Objective: To determine if there is a gender difference in the incidence and outcomes of sport concussion.
Design: Critical literature review of sport concussion by gender.
Intervention: PubMed and major sports medicine journals were reviewed using the keywords concussion and gender. Articles included in this paper were English prospective surveillance that included concussion as an injury option conducted over the past 10 years, involved data collected by qualified medical personnel (athletic trainers/therapists or medical doctors) and used injury rates as opposed to raw counts. Only data from sports (soccer, basketball and ice hockey) where actions, equipment and most rules were similar between genders were reviewed.
Results: For the PubMed search, using "concussion" and "gender" as keywords, there were 51 articles. Ten studies (four in football (soccer), four in basketball and two in ice hockey, including high school, college and professional athletes) were included in the incidence portion of the paper. Nine of the studies showed higher absolute injury rates for female concussion compared to their male counterparts with four of them reaching statistical significance. Five of the studies (two football (soccer), two basketball and one ice hockey) examined concussion mechanism and in all cases, males had a higher absolute percent of player contact concussions while females had a higher absolute percentage of surface or ball contact concussion episodes. Two brain injury and four sport concussion outcome papers were reviewed. Traumatic brain injury outcome was shown to be worse in females than in males for a majority of measured variables; females also are shown to have different baseline and post-concussion outcomes on neuropsychological testing.

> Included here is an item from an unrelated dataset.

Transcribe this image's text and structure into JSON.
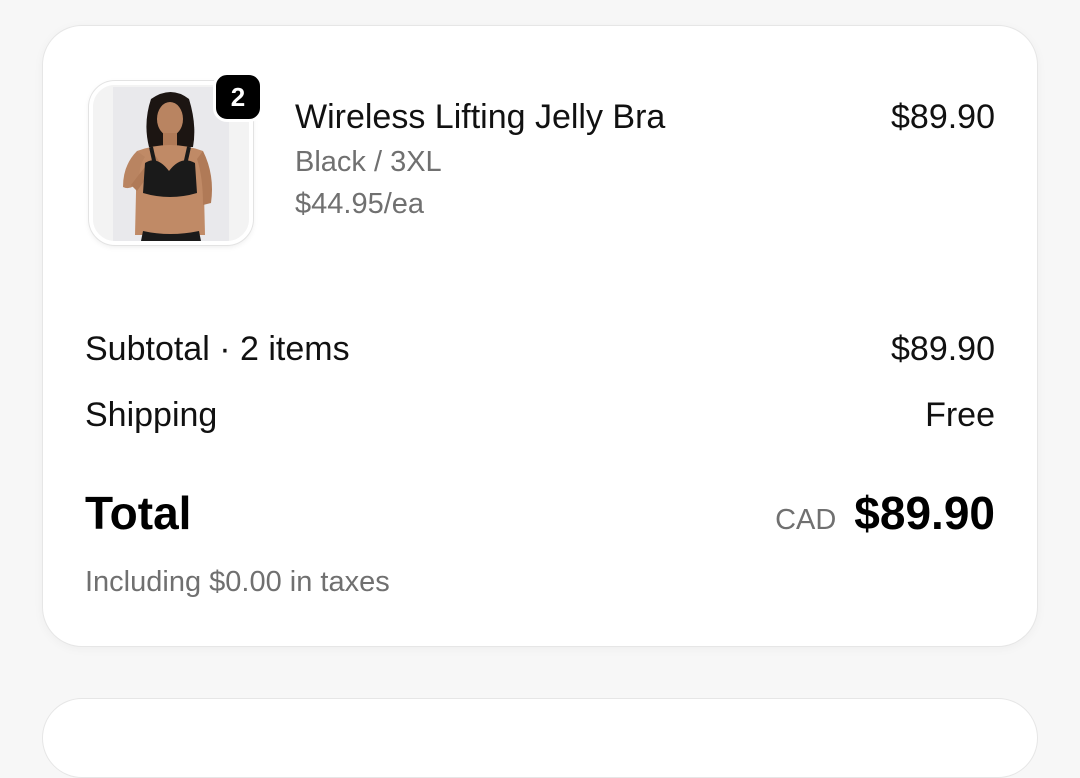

Conclusions: After evaluating multiple years of concussion data in comparable sports, the evidence indicates that female athletes may be at greater risk for concussion than their male counterparts. There also is some evidence that gender differences exist in outcomes of traumatic brain injury and concussions. Because concussion is a clinical diagnosis often depending on self reporting and with no established biological marker or consistent symptoms/definitions, and because there is evidence that females are more honest in reporting general injuries than males, it is unclear whether the concussion incidence data, while generally consistent in showing a higher risk in females as compared to males in similar sports, is a true difference or is influenced by a reporting bias.